=== Materials provided ===

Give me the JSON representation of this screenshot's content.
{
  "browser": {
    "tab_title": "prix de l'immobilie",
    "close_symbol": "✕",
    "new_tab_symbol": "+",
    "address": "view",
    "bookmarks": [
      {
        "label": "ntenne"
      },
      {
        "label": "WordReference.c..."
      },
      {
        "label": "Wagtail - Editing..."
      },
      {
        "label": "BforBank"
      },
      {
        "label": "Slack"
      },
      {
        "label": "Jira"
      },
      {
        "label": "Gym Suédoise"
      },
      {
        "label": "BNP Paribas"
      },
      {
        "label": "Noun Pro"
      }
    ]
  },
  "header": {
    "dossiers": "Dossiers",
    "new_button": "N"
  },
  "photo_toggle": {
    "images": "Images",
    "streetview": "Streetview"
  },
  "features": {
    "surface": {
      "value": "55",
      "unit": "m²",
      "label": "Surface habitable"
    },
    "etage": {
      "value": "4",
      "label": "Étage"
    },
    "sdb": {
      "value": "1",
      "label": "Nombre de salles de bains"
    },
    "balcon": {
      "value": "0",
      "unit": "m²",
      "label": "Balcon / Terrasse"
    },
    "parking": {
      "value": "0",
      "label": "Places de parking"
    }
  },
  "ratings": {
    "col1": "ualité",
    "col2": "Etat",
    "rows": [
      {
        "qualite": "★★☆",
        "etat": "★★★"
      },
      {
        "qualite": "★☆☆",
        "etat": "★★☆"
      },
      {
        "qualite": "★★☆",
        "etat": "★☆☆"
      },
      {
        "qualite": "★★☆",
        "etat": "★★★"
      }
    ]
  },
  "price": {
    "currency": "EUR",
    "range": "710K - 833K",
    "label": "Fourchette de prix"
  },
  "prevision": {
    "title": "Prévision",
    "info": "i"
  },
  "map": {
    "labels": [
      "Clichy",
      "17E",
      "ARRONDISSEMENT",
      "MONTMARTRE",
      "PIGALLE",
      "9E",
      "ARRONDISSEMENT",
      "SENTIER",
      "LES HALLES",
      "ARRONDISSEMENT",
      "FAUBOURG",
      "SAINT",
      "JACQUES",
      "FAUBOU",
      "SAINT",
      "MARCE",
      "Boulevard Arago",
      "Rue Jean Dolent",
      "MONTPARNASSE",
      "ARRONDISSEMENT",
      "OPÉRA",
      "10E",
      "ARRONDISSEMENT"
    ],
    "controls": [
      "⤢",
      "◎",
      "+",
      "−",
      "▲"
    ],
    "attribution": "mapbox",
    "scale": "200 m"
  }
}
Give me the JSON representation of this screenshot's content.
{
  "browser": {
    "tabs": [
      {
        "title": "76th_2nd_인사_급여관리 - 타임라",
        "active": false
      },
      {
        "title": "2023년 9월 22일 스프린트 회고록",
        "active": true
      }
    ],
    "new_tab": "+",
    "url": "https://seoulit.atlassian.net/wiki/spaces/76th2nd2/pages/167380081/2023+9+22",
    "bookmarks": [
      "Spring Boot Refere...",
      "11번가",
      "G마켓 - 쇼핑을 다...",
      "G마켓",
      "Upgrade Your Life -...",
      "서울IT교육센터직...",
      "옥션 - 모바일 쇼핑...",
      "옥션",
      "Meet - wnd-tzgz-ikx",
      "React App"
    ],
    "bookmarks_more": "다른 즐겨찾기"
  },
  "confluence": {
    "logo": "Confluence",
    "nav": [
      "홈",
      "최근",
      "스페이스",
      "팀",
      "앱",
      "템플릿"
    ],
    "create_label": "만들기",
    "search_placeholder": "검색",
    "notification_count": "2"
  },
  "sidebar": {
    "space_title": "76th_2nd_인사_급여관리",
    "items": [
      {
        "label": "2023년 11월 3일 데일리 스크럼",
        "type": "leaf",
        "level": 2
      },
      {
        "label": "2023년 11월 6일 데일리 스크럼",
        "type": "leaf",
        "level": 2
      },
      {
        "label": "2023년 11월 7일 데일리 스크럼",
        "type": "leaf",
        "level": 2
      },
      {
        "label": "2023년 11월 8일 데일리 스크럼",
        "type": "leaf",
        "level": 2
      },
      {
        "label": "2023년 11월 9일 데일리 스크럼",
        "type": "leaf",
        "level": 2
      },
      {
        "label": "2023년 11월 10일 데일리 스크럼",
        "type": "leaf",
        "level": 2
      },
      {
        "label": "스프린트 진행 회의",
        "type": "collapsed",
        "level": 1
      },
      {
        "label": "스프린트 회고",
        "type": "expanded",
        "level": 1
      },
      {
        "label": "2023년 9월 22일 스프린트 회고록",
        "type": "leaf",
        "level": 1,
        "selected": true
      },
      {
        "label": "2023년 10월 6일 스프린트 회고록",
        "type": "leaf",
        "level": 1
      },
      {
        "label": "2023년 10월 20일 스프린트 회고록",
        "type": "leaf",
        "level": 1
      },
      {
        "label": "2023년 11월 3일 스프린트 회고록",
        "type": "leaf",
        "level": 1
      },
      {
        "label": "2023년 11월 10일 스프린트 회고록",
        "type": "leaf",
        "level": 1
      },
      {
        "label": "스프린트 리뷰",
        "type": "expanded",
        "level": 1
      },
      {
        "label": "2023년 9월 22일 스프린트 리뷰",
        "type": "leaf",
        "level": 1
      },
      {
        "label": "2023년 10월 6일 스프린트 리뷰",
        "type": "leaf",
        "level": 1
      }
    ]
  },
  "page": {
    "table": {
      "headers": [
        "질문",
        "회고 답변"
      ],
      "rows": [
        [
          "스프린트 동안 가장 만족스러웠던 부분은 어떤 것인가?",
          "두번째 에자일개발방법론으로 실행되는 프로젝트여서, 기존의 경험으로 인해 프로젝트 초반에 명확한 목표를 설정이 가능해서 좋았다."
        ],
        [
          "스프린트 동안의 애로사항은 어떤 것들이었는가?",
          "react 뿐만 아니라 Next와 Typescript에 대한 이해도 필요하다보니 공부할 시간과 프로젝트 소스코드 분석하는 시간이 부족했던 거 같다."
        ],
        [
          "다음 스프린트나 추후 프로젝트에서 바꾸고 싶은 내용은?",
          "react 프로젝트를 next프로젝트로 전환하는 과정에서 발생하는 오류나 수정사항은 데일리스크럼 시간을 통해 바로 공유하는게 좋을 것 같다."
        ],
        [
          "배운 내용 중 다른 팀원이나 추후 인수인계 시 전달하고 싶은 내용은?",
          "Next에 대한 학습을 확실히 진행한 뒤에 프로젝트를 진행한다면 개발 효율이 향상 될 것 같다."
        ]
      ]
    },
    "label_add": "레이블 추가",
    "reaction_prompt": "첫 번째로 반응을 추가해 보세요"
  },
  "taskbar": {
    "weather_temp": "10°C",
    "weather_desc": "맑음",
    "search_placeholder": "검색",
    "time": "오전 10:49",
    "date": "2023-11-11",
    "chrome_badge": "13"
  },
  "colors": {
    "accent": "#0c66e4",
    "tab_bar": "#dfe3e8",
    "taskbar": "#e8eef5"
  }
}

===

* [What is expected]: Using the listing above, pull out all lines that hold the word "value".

* [Solution to this task]:
      "value": "55",
      "value": "4",
      "value": "1",
      "value": "0",
      "value": "0",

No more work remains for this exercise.